Technically speaking, using of a specific part in high quantities doesn’t always result into something this beautiful. Johnnie made a great choice of pieces for this vignette and managed to recognize an unusual shape of quite an ordinary plate 1 x 2 with towball on side.
The ever-popular LEGO Star Wars line continues to pump out models of everyone’s favorite Star Wars spaceships, and after 17 years most ships have seen multiple iterations. The iconic X-Wing has seen over a half-dozen iterations, including the two versions from Episode VII. And fans have always sought to one-up the official models — sometimes to spectacular success, such as Mike Psiaki’s beautiful version in 2011. However, there’s always room for new builders to try their hand at this venerable starfighter. Enter Maciej Szymański with this stunningly accurate model that even includes working lights. I think my favorite details on this model are the hockey masks used as a the flashback suppressors on the wing-mounted lasers, and the carefully curled hose for the pilot’s life support.
As new pieces and building techniques emerge and as builders improve their style, it’s interesting to see a builder revisit a previously built design. Benjamin Cheh Ming Hann shows a side-by-side comparison of his custom fighter design, the FB12 Foxbat, with his original 2013 build on the left and 2014 rebuild on the right. Improved color blocking, an overall smoother shape, and added rear fins and air intakes show Benjamin’s efforts to rework an already great compact fighter design.

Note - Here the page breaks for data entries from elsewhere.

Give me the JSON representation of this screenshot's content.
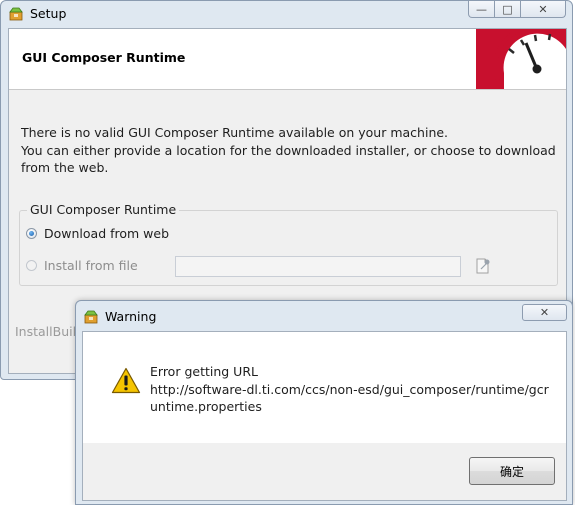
{
  "setup": {
    "title": "Setup",
    "caption_buttons": {
      "minimize": "—",
      "maximize": "□",
      "close": "✕"
    },
    "header_title": "GUI Composer Runtime",
    "intro_text": "There is no valid GUI Composer Runtime available on your machine.\nYou can either provide a location for the downloaded installer, or choose to download\nfrom the web.",
    "group": {
      "label": "GUI Composer Runtime",
      "options": [
        {
          "label": "Download from web",
          "checked": true,
          "enabled": true
        },
        {
          "label": "Install from file",
          "checked": false,
          "enabled": false
        }
      ],
      "file_path": ""
    },
    "footer_brand": "InstallBuild"
  },
  "warning": {
    "title": "Warning",
    "close_label": "✕",
    "message": "Error getting URL\nhttp://software-dl.ti.com/ccs/non-esd/gui_composer/runtime/gcr\nuntime.properties",
    "ok_label": "确定"
  },
  "colors": {
    "logo_red": "#c8102e",
    "window_frame": "#dfe8f1",
    "warning_yellow": "#f5c400"
  },
  "icons": {
    "app": "installer-box-icon",
    "logo": "speedometer-gauge-icon",
    "browse": "browse-file-icon",
    "warning": "warning-triangle-icon"
  }
}
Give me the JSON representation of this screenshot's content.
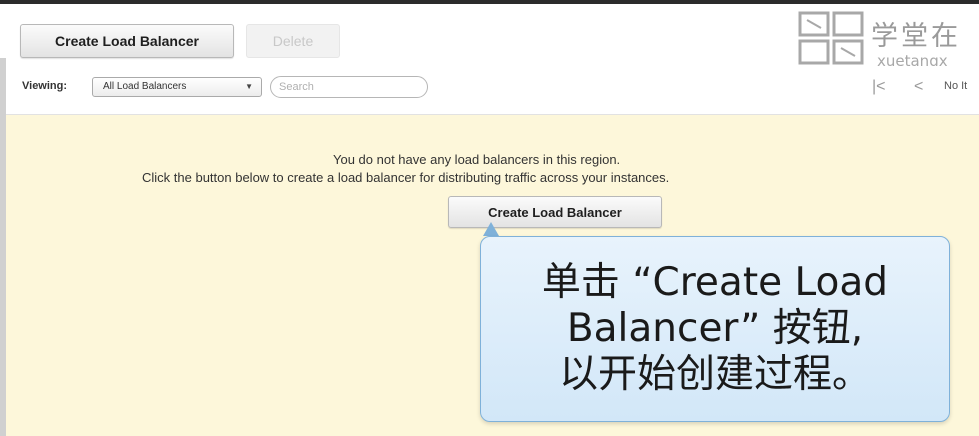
{
  "toolbar": {
    "create_label": "Create Load Balancer",
    "delete_label": "Delete"
  },
  "watermark": {
    "cn_text": "学堂在",
    "en_text": "xuetangx"
  },
  "filter": {
    "viewing_label": "Viewing:",
    "viewing_value": "All Load Balancers",
    "search_placeholder": "Search"
  },
  "pager": {
    "first_glyph": "|<",
    "prev_glyph": "<",
    "text": "No It"
  },
  "empty_state": {
    "line1": "You do not have any load balancers in this region.",
    "line2": "Click the button below to create a load balancer for distributing traffic across your instances.",
    "button_label": "Create Load Balancer"
  },
  "callout": {
    "line1": "单击 “Create Load",
    "line2": "Balancer” 按钮,",
    "line3": "以开始创建过程。"
  },
  "colors": {
    "panel_bg": "#fdf7da",
    "callout_bg": "#dcecf9",
    "callout_border": "#7fb1d9"
  }
}
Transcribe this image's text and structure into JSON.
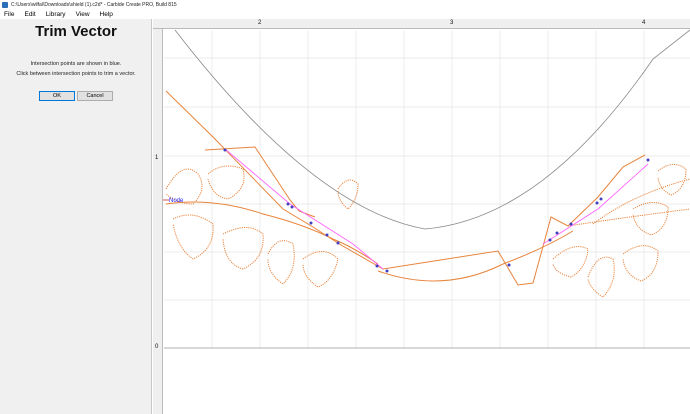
{
  "window": {
    "title": "C:\\Users\\wilfal\\Downloads\\shield (1).c2d* - Carbide Create PRO, Build 815"
  },
  "menu": [
    "File",
    "Edit",
    "Library",
    "View",
    "Help"
  ],
  "panel": {
    "title": "Trim Vector",
    "line1": "Intersection points are shown in blue.",
    "line2": "Click between intersection points to trim a vector.",
    "ok_label": "OK",
    "cancel_label": "Cancel"
  },
  "ruler": {
    "top": [
      "2",
      "3",
      "4"
    ],
    "left": [
      "1",
      "0"
    ]
  },
  "canvas": {
    "node_label": "Node",
    "colors": {
      "vector": "#e8843c",
      "arc": "#888888",
      "selected": "#ff66ff",
      "intersection": "#4040c0",
      "node": "#1a1aff",
      "grid": "#e4e4e4"
    }
  }
}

See more views of Benjamin’s FB12 Foxbat on his Flickr, with an album each for Mark I and Mark II.
Often it’s the small things in life that are the sweetest. Sometimes that means the mundane activities of a peaceful life, and sometimes it means the small but brilliant work of a creative mind. Or best yet, combine them both, as in this lovely vignette by Grantmasters entitled “Weekend Chores.” The lawnmower made of rebreathers, a 1×1 round plate, and a twisted rubber band is ingenious, but my favorite detail is the tire swing made of a simple minifig wrench.
When Cthulhu and his legions come, will they be piloting spacecraft from another dimension? If so, perhaps they’ll look a bit like this tentacled ship by BobDeQuatre. The organic shape is perfectly attuned to warp your mind to insanity until you cry “Ph’nglui mglw’nafh Cthulhu R’lyeh wgah’nagl fhtagn!” And once you’re fully assimilated, perhaps you’ll want to create your own using the LEGO Digital Designer file Bob freely provides on his website.